**What to produce:** Copy the records below exactly.
────
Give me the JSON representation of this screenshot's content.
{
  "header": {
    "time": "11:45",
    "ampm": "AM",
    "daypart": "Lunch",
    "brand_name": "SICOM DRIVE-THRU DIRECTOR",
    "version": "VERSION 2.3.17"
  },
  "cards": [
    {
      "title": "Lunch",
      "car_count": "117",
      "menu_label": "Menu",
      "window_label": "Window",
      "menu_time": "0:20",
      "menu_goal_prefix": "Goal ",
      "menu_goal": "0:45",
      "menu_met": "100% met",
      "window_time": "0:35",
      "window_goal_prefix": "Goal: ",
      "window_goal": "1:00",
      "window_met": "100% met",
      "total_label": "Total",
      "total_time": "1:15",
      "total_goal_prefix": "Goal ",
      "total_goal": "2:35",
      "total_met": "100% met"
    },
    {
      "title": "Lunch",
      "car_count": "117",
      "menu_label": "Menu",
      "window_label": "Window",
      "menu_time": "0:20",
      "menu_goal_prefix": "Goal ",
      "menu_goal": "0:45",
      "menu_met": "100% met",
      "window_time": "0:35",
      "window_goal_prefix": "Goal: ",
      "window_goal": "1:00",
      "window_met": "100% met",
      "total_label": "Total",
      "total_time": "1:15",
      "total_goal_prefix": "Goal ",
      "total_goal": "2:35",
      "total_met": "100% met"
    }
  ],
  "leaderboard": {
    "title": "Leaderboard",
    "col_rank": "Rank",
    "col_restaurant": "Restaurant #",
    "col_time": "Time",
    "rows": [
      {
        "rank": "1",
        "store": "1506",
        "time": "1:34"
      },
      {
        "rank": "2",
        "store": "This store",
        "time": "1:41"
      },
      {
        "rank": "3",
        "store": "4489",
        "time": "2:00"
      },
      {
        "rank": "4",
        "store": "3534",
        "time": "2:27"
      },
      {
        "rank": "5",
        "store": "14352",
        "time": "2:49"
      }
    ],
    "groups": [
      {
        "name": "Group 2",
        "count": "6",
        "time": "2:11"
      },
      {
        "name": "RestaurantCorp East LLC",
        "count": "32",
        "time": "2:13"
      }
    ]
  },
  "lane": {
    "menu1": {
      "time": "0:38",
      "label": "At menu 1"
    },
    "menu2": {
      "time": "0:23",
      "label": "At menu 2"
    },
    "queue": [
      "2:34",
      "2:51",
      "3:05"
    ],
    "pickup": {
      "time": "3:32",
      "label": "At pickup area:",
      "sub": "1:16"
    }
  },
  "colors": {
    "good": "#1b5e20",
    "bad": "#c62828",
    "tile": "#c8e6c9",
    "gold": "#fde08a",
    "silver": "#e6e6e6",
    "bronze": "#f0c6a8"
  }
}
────
**Task result:**
Give me the JSON representation of this screenshot's content.
{
  "header": {
    "time": "11:45",
    "ampm": "AM",
    "daypart": "Lunch",
    "brand_name": "SICOM DRIVE-THRU DIRECTOR",
    "version": "VERSION 2.3.17"
  },
  "cards": [
    {
      "title": "Lunch",
      "car_count": "117",
      "menu_label": "Menu",
      "window_label": "Window",
      "menu_time": "0:20",
      "menu_goal_prefix": "Goal ",
      "menu_goal": "0:45",
      "menu_met": "100% met",
      "window_time": "0:35",
      "window_goal_prefix": "Goal: ",
      "window_goal": "1:00",
      "window_met": "100% met",
      "total_label": "Total",
      "total_time": "1:15",
      "total_goal_prefix": "Goal ",
      "total_goal": "2:35",
      "total_met": "100% met"
    },
    {
      "title": "Lunch",
      "car_count": "117",
      "menu_label": "Menu",
      "window_label": "Window",
      "menu_time": "0:20",
      "menu_goal_prefix": "Goal ",
      "menu_goal": "0:45",
      "menu_met": "100% met",
      "window_time": "0:35",
      "window_goal_prefix": "Goal: ",
      "window_goal": "1:00",
      "window_met": "100% met",
      "total_label": "Total",
      "total_time": "1:15",
      "total_goal_prefix": "Goal ",
      "total_goal": "2:35",
      "total_met": "100% met"
    }
  ],
  "leaderboard": {
    "title": "Leaderboard",
    "col_rank": "Rank",
    "col_restaurant": "Restaurant #",
    "col_time": "Time",
    "rows": [
      {
        "rank": "1",
        "store": "1506",
        "time": "1:34"
      },
      {
        "rank": "2",
        "store": "This store",
        "time": "1:41"
      },
      {
        "rank": "3",
        "store": "4489",
        "time": "2:00"
      },
      {
        "rank": "4",
        "store": "3534",
        "time": "2:27"
      },
      {
        "rank": "5",
        "store": "14352",
        "time": "2:49"
      }
    ],
    "groups": [
      {
        "name": "Group 2",
        "count": "6",
        "time": "2:11"
      },
      {
        "name": "RestaurantCorp East LLC",
        "count": "32",
        "time": "2:13"
      }
    ]
  },
  "lane": {
    "menu1": {
      "time": "0:38",
      "label": "At menu 1"
    },
    "menu2": {
      "time": "0:23",
      "label": "At menu 2"
    },
    "queue": [
      "2:34",
      "2:51",
      "3:05"
    ],
    "pickup": {
      "time": "3:32",
      "label": "At pickup area:",
      "sub": "1:16"
    }
  },
  "colors": {
    "good": "#1b5e20",
    "bad": "#c62828",
    "tile": "#c8e6c9",
    "gold": "#fde08a",
    "silver": "#e6e6e6",
    "bronze": "#f0c6a8"
  }
}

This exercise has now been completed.